Mining Manure for Phosphorus
By Ann Perry
February 29, 2008
Underground phosphorus deposits
around the world are mined for use as a much-valued fertilizer. Now
Agricultural Research Service (ARS) soil
Hunt have found a way to mine the phosphorus in poultry manure.
In 2006, the United States produced 8.9 billion broilersand piles and
piles of residual litter rich in phosphorus and nitrogen. Although poultry
litter is typically used by farmers to fertilize their field crops with these
two nutrients, it usually contains more phosphorus than the crops need. The
excess phosphorus has the potential to wash away and pollute nearby rivers and
Szogi, Vanotti and Hunt have developed a method to obtain the phosphorus in
poultry litterconsisting of a rapid removal and recovery of phosphorus in
solid formwhich theyve dubbed Quick Wash. ARS has
applied for a patent on this process.
The process selectively removes up to 80 percent of the phosphorus from
poultry litter while leaving the nitrogen. The washed poultry litter can be
safely applied to farm fields as a balanced fertilizer or used again as a
bedding material. It can also serve as a feedstock for bioenergy production.
U.S. farmers use some 3.7 billion pounds of phosphorus in annual crop
production. But poultry and other livestock produce about 1 billion pounds more
phosphorus than livestock producers can use.
This innovation provides an environmentally sound phosphorus recovery system
that livestock producers can use to manage the excess phosphorus in manure.
Poultry producers also benefit by producing a concentrated phosphorus product
that can be moved easily off farms and reused as fertilizer.
ARS is interested in finding business partners to move the product to
Szogi, Vanotti and Hunt work at the

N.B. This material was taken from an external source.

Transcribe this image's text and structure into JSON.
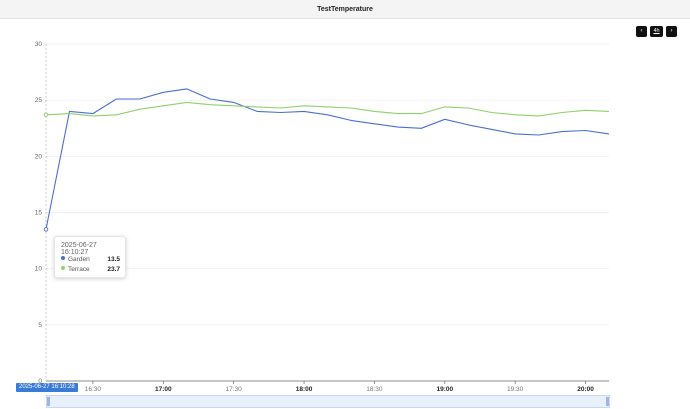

Coastal Plains Soil, Water and Plant Research Center in Florence, S.C. ARS
is the U.S. Department of Agriculture's
chief scientific research agency.